See the video below for an example of how the PeriCam PSI can be used in the clinic6: https://www.jove.com/video/58535/a-novel-approach-to-monitoring-graft-neovascularization-human Here you can find two cases, which were captured by LSCI:
Case 1: PORH-test on human gingiva
Figure 1 Regional differences in resting blood flow in the maxillary front area. Perfusion is highest in the interdental area above the papilla and lowest in the midbuccal area. Papillary blood flow is in-between them. Due to the bright wet surface, reflections can be observed. Spatial and temporal changes in human gingival blood flow during and after transient compression. Laser speckle images at four privileged moments of a measurement applying 5 s horizontal compression on the gingiva at tooth 12. Blood flow during baseline (A), during compression (B), at the hyperemic peak (C) and twenty minutes after releasing the pressure (D).
During the temporary compression process, the attached gingiva was pressed to the subjacent bone, resulting in an occlusion in the vessels of the mucoperiosteum, thereby causing transient ischemia. As a reaction to the brief period of ischemia a temporary increase in gingival blood flow occured, called reactive hyperemia. Blood flow returned to the baseline 20 minutes after the release of compression.
Case 2: Flap assessment in oral mucosa

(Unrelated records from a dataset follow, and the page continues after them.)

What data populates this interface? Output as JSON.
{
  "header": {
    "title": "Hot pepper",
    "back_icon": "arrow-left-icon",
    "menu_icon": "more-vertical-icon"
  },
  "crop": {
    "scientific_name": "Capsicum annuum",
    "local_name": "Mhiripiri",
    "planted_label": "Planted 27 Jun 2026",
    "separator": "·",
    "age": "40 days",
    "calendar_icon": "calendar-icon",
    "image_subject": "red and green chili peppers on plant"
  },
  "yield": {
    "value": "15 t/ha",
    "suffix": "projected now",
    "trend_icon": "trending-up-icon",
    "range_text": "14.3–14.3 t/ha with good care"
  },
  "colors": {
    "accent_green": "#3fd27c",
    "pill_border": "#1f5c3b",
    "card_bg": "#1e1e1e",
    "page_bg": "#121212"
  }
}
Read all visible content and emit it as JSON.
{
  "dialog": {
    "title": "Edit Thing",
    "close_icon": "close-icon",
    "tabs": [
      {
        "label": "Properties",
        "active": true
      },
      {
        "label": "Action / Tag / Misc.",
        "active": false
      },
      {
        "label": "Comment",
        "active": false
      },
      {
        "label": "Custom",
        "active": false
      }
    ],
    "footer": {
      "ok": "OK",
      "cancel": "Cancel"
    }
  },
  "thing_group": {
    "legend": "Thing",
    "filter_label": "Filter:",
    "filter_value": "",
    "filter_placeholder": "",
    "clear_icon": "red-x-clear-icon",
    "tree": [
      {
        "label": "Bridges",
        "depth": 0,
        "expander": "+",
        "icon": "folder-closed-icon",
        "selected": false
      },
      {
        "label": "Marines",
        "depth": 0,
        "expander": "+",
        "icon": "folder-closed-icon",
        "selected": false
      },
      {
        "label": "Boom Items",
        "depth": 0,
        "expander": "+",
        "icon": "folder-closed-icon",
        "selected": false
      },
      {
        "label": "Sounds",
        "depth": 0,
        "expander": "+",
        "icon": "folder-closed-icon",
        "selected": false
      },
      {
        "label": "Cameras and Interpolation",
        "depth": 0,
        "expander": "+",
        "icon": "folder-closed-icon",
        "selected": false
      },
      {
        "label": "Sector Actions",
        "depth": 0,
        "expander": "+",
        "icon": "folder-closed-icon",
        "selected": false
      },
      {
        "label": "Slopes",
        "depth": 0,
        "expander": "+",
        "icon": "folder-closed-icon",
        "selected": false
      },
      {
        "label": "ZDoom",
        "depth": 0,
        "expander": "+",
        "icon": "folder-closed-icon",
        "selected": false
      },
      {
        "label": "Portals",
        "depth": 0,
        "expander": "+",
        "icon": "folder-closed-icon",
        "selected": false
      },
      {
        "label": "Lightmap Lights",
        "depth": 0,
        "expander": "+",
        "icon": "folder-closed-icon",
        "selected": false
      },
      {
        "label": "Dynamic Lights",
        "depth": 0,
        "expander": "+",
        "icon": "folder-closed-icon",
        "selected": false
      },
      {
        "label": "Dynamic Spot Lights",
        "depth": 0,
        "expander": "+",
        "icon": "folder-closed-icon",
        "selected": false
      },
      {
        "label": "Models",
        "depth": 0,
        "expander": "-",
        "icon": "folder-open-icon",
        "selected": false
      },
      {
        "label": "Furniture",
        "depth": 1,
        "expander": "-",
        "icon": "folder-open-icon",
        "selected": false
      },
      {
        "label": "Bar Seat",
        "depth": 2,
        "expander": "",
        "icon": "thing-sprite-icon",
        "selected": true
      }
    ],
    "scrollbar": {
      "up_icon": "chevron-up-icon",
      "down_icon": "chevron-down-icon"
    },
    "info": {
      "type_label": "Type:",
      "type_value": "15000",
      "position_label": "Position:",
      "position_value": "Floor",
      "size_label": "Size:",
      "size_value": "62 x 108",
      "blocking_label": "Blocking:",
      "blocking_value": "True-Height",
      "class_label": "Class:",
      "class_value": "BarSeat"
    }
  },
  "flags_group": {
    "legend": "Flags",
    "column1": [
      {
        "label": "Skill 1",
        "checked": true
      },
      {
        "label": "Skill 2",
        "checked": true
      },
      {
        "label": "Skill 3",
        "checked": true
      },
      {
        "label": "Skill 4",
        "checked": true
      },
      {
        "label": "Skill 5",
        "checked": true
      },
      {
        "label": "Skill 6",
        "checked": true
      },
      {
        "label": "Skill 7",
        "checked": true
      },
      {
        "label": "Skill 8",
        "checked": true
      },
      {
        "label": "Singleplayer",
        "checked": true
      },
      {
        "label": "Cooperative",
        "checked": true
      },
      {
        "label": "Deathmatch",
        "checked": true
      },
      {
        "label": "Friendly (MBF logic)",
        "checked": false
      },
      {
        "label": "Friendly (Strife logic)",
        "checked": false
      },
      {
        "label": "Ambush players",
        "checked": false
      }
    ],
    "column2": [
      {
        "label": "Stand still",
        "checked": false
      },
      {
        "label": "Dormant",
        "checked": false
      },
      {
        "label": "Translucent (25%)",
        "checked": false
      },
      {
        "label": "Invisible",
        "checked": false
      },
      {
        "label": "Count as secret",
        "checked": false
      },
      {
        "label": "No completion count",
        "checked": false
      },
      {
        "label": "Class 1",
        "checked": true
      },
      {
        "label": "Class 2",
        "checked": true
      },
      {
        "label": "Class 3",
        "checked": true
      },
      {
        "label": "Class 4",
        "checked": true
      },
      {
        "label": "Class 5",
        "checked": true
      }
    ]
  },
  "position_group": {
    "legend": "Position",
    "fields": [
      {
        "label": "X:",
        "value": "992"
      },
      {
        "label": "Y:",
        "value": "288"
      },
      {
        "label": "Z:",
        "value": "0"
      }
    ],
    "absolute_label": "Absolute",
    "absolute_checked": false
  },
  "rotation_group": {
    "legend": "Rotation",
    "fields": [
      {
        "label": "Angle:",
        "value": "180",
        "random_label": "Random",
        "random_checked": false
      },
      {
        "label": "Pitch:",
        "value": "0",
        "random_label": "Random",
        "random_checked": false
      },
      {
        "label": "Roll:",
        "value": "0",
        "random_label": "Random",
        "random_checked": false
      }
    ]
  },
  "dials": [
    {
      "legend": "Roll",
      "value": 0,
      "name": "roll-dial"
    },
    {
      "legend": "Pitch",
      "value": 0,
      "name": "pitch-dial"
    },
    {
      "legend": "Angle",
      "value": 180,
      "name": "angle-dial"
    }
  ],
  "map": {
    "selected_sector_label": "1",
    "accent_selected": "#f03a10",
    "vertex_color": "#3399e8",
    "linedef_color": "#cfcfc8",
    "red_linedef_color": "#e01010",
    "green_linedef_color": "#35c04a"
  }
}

Figure 2 Representative photographs and LSCI images on a patient following modified coronally advanced tunnel surgery with free gingival grafts at tooth 41 and 31 (labelled). Images representing from the preoperative perfusion and showing the wound healing and perfusion on day 3, 6, 10, 14 and 30.
LSCI method allow us to study the physiology of mucosa in the oral cavity, also to follow up the healing of different type of surgical methods and the behavior of materials and grafts. János Vág PhD, d.m.d. firstname.lastname@example.org Eszter Molnár d.m.d. email@example.com Réka Fazekas d.m.d. firstname.lastname@example.org